Money talks. So it’s important for voters to know how candidates get their money, who gives it to them, and what they do with it.
This information used to be buried in obscure volumes and government reports, but digital databases have changed all that. Anyone with a Web connection and the desire to do a little research can quickly learn just about whatever they want to know about candidates, politicians and money.
One comprehensive source of information is the Center for Responsive Politics. Founded in 1983, it provides a wealth of campaign finance information through its site, OpenSecrets.org. Much of this information comes from the Federal Election Commission, and the Center for Responsive Politics organizes and explains this data for its visitors.
“We’re a one-stop shop for money and politics data,” the organization’s communications director, Massey Ritsch, told the E-Commerce Times. “You can’t fully understand what happens in politics unless you understand where the money goes and where it has influences.”
The site is a comprehensive source of information culled from a variety of public record sources. An interested voter can narrow a search by the name of a donor, the name of a recipient, ZIP codes of donors and other filtering devices. The organization tracks donations both from political action committees (PACs) and from individuals.
“We focus a lot of attention on individual money and individual donors,” Ritsch noted. “Some sites limit it to PAC money, but that excludes lawyers, doctors and other individual donors. We take all the individual records and categorize it according to industry.”
OpenSecrets.org has some application programming interfaces for other groups and organizations to access its information, and it is also developing some public APIs that the public can link into. In addition, it has widgets available, such as a cash counter that updates with the cost of an election, as well as customizable widgets that show the amount of money donated by an industry, to a particular candidate or other information.
People can download these widgets and place them on their own sites. It also has a My Open Secrets section on its site, which is customizable by voters who can select what races or industries they want to follow.
The organization originally launched its Web site in the mid-1990s, and in celebration of the group’s 25th anniversary, it unveiled a new site redesign in May. Between 25,000 and 40,000 visitors come to the site every day, and it had 10 million visits last year.
The site gathers information, sorts it and gives visitors easy access to it. “We take this raw information and slice it and dice it,” Ritsch said.
Analyzing the Data
Another site that offers useful information is Project Vote Smart, which, like OpenSecrets.org, takes, sorts and categorizes data from sources like the Federal Election Commission. The site’s information can all be collected from other sources, including from the FEC directly, but it provides helpful context and analysis that citizens can use to analyze the data.
“We think it’s important to set campaign finance data into context,” Adelaide Kimball, senior advisor and board member for Project Vote Smart, told the E-Commerce Times. “We get the campaign finance data, and then we put it side-by-side with their voting records.”

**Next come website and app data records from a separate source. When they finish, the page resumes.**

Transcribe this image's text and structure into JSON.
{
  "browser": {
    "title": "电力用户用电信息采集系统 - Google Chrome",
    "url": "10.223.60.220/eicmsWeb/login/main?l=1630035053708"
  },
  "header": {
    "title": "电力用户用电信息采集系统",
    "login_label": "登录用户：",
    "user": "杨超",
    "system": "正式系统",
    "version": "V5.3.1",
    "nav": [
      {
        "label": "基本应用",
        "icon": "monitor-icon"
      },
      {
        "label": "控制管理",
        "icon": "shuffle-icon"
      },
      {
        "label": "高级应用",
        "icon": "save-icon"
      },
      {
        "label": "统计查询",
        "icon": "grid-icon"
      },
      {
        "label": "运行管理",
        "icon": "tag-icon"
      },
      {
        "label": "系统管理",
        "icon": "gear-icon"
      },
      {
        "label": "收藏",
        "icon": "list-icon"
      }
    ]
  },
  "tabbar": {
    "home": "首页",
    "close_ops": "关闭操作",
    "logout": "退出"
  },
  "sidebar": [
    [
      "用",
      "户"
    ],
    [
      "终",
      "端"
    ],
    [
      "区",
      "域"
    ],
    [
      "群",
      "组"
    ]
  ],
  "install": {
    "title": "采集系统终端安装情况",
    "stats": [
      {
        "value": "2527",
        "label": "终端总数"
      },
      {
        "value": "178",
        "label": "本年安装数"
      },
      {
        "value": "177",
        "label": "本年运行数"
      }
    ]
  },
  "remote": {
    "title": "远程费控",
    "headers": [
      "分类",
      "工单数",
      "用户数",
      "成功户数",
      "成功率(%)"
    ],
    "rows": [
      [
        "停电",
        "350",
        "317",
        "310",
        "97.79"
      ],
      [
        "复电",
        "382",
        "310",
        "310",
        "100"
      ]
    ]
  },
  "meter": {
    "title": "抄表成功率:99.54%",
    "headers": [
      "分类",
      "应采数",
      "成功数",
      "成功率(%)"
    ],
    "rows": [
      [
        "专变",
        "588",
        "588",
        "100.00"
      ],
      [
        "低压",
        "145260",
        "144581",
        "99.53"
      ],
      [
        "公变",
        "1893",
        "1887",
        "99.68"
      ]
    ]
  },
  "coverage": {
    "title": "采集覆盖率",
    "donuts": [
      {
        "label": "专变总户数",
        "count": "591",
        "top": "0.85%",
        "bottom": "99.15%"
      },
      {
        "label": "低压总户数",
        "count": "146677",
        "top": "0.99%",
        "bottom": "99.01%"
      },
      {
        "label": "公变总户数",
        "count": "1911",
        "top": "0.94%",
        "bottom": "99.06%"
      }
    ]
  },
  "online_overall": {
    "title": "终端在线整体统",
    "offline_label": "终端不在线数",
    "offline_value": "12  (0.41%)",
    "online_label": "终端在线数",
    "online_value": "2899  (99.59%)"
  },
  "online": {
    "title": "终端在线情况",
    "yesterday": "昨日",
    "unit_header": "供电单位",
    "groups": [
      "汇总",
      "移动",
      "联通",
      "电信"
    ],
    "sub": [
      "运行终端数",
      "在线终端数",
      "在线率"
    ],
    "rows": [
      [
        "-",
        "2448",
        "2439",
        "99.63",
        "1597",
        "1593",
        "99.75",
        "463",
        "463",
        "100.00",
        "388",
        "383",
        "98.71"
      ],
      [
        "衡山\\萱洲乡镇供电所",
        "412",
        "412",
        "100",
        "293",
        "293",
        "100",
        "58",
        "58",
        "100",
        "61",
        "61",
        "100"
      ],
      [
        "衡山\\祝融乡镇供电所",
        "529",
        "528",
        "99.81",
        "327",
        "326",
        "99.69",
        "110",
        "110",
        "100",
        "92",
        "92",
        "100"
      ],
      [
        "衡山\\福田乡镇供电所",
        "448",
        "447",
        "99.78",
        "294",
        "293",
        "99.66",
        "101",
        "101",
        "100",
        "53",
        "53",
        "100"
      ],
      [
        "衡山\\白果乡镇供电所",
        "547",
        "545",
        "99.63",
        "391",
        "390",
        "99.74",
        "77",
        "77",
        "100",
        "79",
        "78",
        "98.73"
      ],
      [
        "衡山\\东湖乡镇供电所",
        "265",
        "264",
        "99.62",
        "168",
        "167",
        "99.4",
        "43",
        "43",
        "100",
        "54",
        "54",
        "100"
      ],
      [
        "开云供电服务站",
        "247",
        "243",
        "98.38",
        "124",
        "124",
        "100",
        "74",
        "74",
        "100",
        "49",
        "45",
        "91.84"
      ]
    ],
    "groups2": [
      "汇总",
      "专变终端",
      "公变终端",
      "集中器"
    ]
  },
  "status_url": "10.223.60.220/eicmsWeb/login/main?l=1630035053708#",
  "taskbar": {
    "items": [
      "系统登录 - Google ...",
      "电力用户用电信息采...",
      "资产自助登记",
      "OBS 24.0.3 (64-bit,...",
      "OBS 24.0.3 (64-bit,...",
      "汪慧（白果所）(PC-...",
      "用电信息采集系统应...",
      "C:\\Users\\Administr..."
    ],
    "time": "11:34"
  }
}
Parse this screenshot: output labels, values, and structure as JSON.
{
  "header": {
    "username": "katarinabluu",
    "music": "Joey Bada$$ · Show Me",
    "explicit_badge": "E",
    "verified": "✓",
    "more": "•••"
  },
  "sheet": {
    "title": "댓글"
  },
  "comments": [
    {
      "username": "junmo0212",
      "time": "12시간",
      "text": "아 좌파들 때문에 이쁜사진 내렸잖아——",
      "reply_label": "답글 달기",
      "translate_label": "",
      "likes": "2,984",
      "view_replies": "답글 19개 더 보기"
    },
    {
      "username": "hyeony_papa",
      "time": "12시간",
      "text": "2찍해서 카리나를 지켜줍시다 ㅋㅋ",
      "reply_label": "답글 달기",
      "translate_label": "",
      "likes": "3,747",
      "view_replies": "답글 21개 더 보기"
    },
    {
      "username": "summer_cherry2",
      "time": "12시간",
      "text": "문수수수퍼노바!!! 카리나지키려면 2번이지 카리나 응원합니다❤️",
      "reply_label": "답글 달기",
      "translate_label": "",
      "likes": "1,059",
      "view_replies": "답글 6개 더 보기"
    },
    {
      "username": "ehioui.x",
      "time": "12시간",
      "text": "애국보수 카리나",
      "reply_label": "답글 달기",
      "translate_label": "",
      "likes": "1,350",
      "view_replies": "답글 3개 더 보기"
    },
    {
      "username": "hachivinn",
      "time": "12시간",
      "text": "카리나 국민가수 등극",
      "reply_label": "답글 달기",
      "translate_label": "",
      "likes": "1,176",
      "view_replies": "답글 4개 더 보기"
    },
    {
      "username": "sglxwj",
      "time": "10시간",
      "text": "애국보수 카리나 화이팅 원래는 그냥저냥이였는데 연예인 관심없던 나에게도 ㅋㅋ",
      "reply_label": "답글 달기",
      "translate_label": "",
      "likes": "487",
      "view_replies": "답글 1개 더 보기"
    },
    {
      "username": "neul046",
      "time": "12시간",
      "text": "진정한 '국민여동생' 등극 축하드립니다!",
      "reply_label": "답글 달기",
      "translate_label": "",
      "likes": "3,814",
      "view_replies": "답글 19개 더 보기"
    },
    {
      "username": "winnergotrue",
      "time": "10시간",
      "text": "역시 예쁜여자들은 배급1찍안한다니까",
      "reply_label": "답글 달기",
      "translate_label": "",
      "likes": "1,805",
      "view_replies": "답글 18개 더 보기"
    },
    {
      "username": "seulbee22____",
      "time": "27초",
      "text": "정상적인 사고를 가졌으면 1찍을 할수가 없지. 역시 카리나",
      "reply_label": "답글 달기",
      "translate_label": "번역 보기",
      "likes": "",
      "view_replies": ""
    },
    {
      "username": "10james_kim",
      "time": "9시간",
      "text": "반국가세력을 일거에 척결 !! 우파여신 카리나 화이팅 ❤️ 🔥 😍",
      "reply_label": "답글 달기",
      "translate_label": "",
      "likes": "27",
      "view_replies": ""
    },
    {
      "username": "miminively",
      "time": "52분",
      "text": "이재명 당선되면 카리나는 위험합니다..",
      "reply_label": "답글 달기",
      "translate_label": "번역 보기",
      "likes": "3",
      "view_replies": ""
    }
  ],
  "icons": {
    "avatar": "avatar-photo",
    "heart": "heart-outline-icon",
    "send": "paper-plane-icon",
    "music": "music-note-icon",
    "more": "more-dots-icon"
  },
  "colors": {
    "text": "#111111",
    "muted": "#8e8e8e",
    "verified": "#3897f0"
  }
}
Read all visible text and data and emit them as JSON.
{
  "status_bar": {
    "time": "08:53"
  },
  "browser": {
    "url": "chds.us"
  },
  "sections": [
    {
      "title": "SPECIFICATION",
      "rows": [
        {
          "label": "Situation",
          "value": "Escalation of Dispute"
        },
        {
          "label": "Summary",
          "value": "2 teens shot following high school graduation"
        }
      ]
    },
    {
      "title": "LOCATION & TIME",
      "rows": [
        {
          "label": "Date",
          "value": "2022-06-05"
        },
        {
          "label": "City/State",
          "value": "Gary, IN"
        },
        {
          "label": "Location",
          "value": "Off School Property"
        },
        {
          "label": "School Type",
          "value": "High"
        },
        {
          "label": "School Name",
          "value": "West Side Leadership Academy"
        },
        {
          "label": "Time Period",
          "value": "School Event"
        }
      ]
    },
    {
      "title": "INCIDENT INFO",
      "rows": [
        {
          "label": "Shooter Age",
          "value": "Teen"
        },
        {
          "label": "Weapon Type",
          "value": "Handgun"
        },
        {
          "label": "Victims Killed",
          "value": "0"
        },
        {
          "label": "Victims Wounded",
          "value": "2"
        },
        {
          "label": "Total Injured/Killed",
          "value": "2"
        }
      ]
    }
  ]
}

Vote Smart’s site helps citizens see what individuals and industries give candidates and politicians their money, and then gives them an idea of how those donations might have influenced their choices once they’re elected.
“The technology has improved dramatically in terms of what’s available and how it can be used,” Kimball noted. “It used to be that campaign finance information was raw data, but people are most interested in issues. They can go to our Web site, type in issues, and find what they need to know.”
Giving Away Data
One of the ways that governmental agencies and these Web sites are getting their information to the public is through the use of APIs (application programming interfaces). These allow other Web sites — including those run by individuals and news organizations — to create interfaces with databases, thus making them accessible to the public.
“We are giving away our data,” Kimball added. “Many news organizations link to our data.”
Most of these sites focus on federal politicians and candidates, but if you’re interested in researching state politicians, the best place to turn is the Web site of the National Institute on Money and State Politics, which gives people the ability to research campaign contributions, candidates and donors in state politics.
Being Your Own Watchdog
Washington-based Sunlight Foundation has given financial support to the Center for Responsive Politics and many other organizations and sites focused on campaign finance information. The foundation launched in 2006 with the mission of helping fund the digitizing of governmental information.
“Our ultimate goal is to improve relationships between constituents and politicians,” Gabriela Schneider, the Sunlight Foundation’s communication director, told the E-Commerce Times. “There’s a real need and desire by citizens to access this information.
“We’re looking at budgets declining for investigative journalism,” she said. “Now with the rise of citizen journalists and bloggers, citizens can be their own best watchdog.”
In the end, people who turn to these Web sites to research candidates and politicians will need to analyze the data that’s available and make their own decisions about what it means.
“I don’t think people should make their decisions about voting based on what they find at OpenSecrets,” Ritsch commented. “But it’s one source of information. Then you can make your decision at the voting booth.”